    As a Malaysian Chinese who now calls New Zealand home, I have to disagree with you. Asian migrants are doing very well here and are occupying the highest positions in industry and government.

    For example, the CEO of Fletcher Building, our largest company, is Chinese. Also, our governor-general, who's the second most powerful man in the country, is Indian.

  32. Skye

    HAve you tried being a Malaysian-Indian?

    It's even worse. Trust me when i tell you, you're judged even by fellow Indians just by the shade of your brown skin. The lighter skinned get treated better than the darker skinned ones.

    Poppycock if you ask me.

    It's even worse the foreigners in Malaysia outnumber Malaysian-Indians now.

  33. pinsysu

    well, u dun give them the right to take ur rights away. vote wisely & God bless!!

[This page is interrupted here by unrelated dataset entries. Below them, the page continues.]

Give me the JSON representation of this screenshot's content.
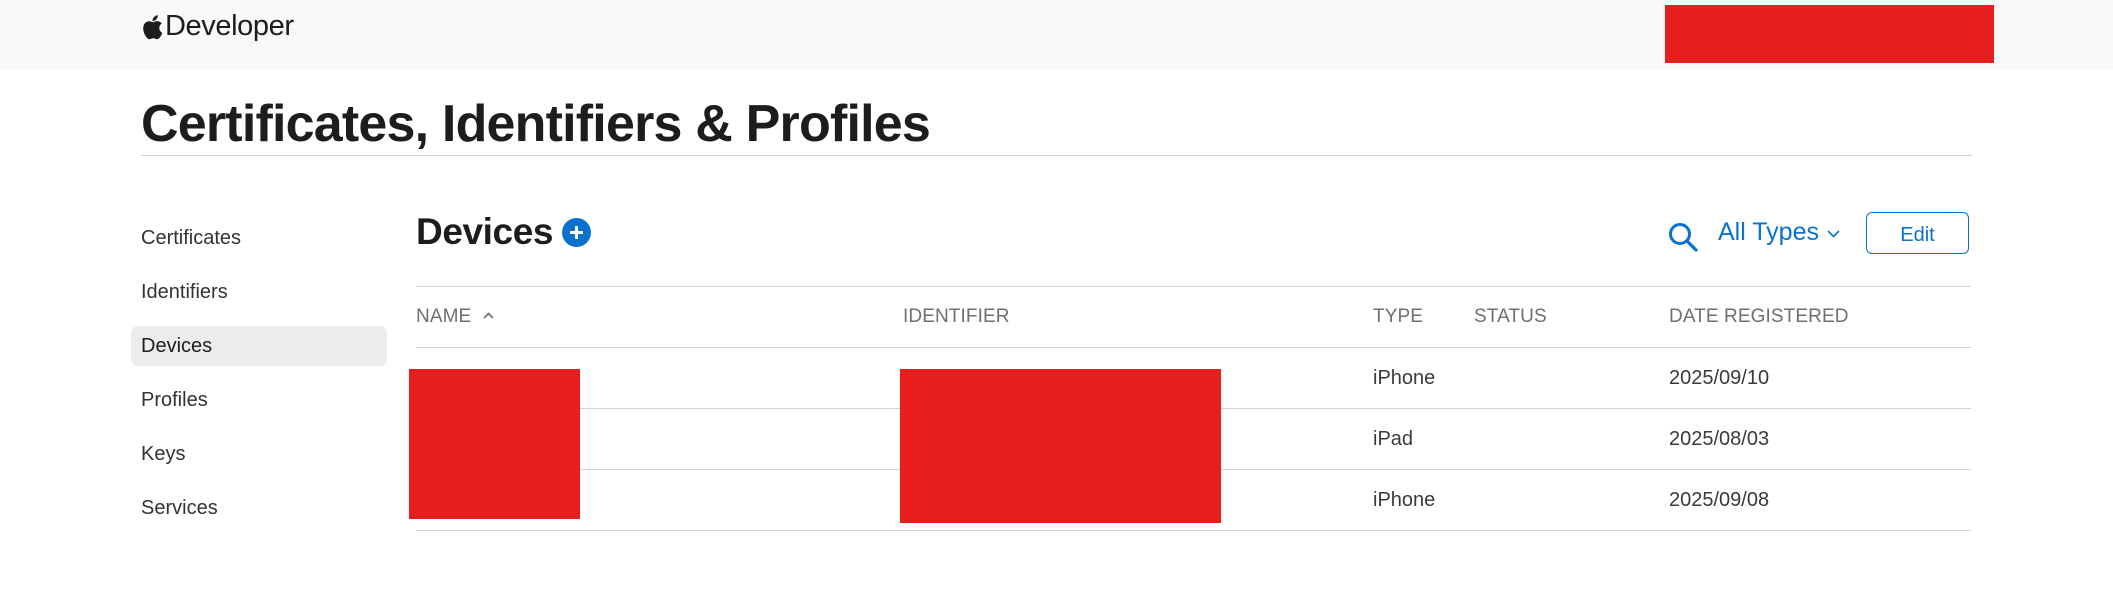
{
  "header": {
    "brand_label": "Developer"
  },
  "page": {
    "title": "Certificates, Identifiers & Profiles"
  },
  "sidebar": {
    "items": [
      {
        "label": "Certificates",
        "active": false
      },
      {
        "label": "Identifiers",
        "active": false
      },
      {
        "label": "Devices",
        "active": true
      },
      {
        "label": "Profiles",
        "active": false
      },
      {
        "label": "Keys",
        "active": false
      },
      {
        "label": "Services",
        "active": false
      }
    ]
  },
  "section": {
    "title": "Devices",
    "filter_label": "All Types",
    "edit_label": "Edit"
  },
  "table": {
    "columns": {
      "name": "NAME",
      "identifier": "IDENTIFIER",
      "type": "TYPE",
      "status": "STATUS",
      "date": "DATE REGISTERED"
    },
    "rows": [
      {
        "type": "iPhone",
        "status": "",
        "date": "2025/09/10"
      },
      {
        "type": "iPad",
        "status": "",
        "date": "2025/08/03"
      },
      {
        "type": "iPhone",
        "status": "",
        "date": "2025/09/08"
      }
    ]
  },
  "icons": {
    "brand": "apple-logo-icon",
    "add": "plus-circle-icon",
    "search": "search-icon",
    "filter": "chevron-down-icon",
    "sort": "chevron-up-icon"
  },
  "colors": {
    "accent": "#0a72cc",
    "redaction": "#e61e1e",
    "topbar": "#f9f9f9",
    "active_nav": "#ececec"
  }
}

  34. Now you know why the millions of Malaysian Chinese immigrated and millions more will plus the remaining will too given half a chance. Whereas the present regime can only think of getting them the professionals who had immigrated is offering them special rate in their taxes if they return to serve the country.

    This is just typical of the corrupted morons, can only see the way to address their head aches is money. The morons can offer the morons money in an election but the professionals are called professionals because they can think with their brains, even though they pay a lot more taxes in the country they immigrated to they still choose to immigrate. So the corrupted Umno morons stop treating them like you treat the stupid morons electorates by offering them money to get elected. Their departure is not for more money but for the future of their family.